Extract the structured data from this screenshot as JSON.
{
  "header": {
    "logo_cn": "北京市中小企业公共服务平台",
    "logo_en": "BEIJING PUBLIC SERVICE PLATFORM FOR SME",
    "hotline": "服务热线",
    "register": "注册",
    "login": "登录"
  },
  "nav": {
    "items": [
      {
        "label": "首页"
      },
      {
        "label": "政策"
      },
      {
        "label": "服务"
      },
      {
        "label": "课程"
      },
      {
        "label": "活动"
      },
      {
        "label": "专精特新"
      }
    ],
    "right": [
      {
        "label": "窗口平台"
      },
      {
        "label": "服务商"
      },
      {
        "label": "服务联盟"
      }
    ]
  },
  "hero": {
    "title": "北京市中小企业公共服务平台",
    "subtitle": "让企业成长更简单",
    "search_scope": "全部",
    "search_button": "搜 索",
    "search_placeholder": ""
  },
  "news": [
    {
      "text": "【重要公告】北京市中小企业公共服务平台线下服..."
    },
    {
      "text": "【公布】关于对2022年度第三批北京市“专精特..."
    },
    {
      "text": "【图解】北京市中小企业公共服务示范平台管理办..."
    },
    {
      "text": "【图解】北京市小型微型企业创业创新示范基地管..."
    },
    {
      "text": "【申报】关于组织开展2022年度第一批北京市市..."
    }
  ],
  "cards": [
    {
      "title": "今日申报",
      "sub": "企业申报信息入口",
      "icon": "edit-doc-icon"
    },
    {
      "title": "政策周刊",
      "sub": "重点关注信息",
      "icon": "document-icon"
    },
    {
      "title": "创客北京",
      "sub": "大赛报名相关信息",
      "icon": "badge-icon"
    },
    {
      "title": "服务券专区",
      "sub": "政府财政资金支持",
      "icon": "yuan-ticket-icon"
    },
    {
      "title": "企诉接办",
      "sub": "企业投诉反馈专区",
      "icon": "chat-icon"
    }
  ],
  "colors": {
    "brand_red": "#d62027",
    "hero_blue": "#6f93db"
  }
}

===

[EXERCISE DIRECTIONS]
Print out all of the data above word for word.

[WRITTEN ANSWER]
Extract the structured data from this screenshot as JSON.
{
  "header": {
    "logo_cn": "北京市中小企业公共服务平台",
    "logo_en": "BEIJING PUBLIC SERVICE PLATFORM FOR SME",
    "hotline": "服务热线",
    "register": "注册",
    "login": "登录"
  },
  "nav": {
    "items": [
      {
        "label": "首页"
      },
      {
        "label": "政策"
      },
      {
        "label": "服务"
      },
      {
        "label": "课程"
      },
      {
        "label": "活动"
      },
      {
        "label": "专精特新"
      }
    ],
    "right": [
      {
        "label": "窗口平台"
      },
      {
        "label": "服务商"
      },
      {
        "label": "服务联盟"
      }
    ]
  },
  "hero": {
    "title": "北京市中小企业公共服务平台",
    "subtitle": "让企业成长更简单",
    "search_scope": "全部",
    "search_button": "搜 索",
    "search_placeholder": ""
  },
  "news": [
    {
      "text": "【重要公告】北京市中小企业公共服务平台线下服..."
    },
    {
      "text": "【公布】关于对2022年度第三批北京市“专精特..."
    },
    {
      "text": "【图解】北京市中小企业公共服务示范平台管理办..."
    },
    {
      "text": "【图解】北京市小型微型企业创业创新示范基地管..."
    },
    {
      "text": "【申报】关于组织开展2022年度第一批北京市市..."
    }
  ],
  "cards": [
    {
      "title": "今日申报",
      "sub": "企业申报信息入口",
      "icon": "edit-doc-icon"
    },
    {
      "title": "政策周刊",
      "sub": "重点关注信息",
      "icon": "document-icon"
    },
    {
      "title": "创客北京",
      "sub": "大赛报名相关信息",
      "icon": "badge-icon"
    },
    {
      "title": "服务券专区",
      "sub": "政府财政资金支持",
      "icon": "yuan-ticket-icon"
    },
    {
      "title": "企诉接办",
      "sub": "企业投诉反馈专区",
      "icon": "chat-icon"
    }
  ],
  "colors": {
    "brand_red": "#d62027",
    "hero_blue": "#6f93db"
  }
}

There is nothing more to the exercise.